When To Avoid Consuming Leftover Pork?
There are several situations when you should avoid consuming leftover pork to ensure food safety and prevent foodborne illnesses. Here are the key instances when you should not consume leftover pork:
- Expired shelf life: If the leftover pork has been stored in the refrigerator for more than 3-4 days, it may no longer be safe to consume. For frozen pork, avoid consuming it if it has been stored for more than 3 months, as the quality and taste may have deteriorated.
- Improper storage: If the leftover pork was not stored in an airtight container or properly wrapped or left at room temperature for more than 2 hours, it may have been exposed to bacteria and should not be consumed.
- Signs of spoilage: If the leftover pork shows signs of spoilage, such as an off smell, slimy texture, or discoloration (gray or brown), it should not be consumed.
- Inadequate reheating: If the leftover pork has not been reheated to an internal temperature of 165°F (74°C), it may not be safe to consume, as harmful bacteria may still be present.
- Cross-contamination: If there is a possibility that the leftover pork has come into contact with raw meat or other contaminated surfaces during storage or preparation, it may not be safe to consume.
Frequently Asked Questions (FAQs)
How long can cooked pork sit out at room temperature?
Answer: Cooked pork should not sit at room temperature for more than 2 hours, as this increases the risk of bacterial growth and foodborne illness.
Can I leave cooked pork out overnight?
Answer: No, leaving cooked pork out overnight is unsafe, as it allows bacteria to grow rapidly.

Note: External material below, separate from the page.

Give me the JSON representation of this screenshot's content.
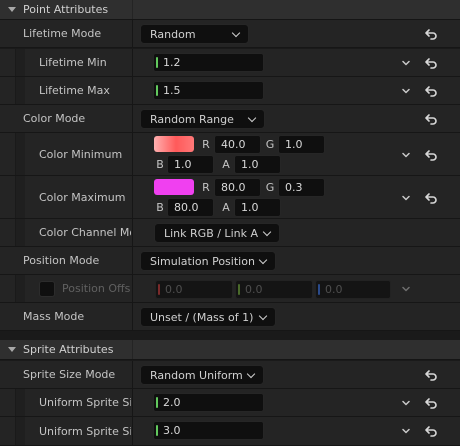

Always refrigerate leftovers within 2 hours of cooking.
Can reheating cooked pork make it safe to eat?
Answer: Yes, reheating cooked pork to an internal temperature of 165°F (74°C) can make it safe to eat by killing any harmful bacteria that may be present.
How long does pork last without refrigeration?
Answer: Cooked pork should not be left unrefrigerated for over 2 hours. Beyond this timeframe, the risk of bacterial growth and foodborne illness increases significantly.
In conclusion, cooked pork should not sit at room temperature for more than 2 hours to ensure food safety and prevent the growth of harmful bacteria. Proper storage, timely refrigeration, and reheating to an internal temperature of 165°F (74°C) are crucial steps in maintaining the quality and safety of leftover pork. By following these guidelines, you can enjoy your cooked pork leftovers without the risk of foodborne illnesses.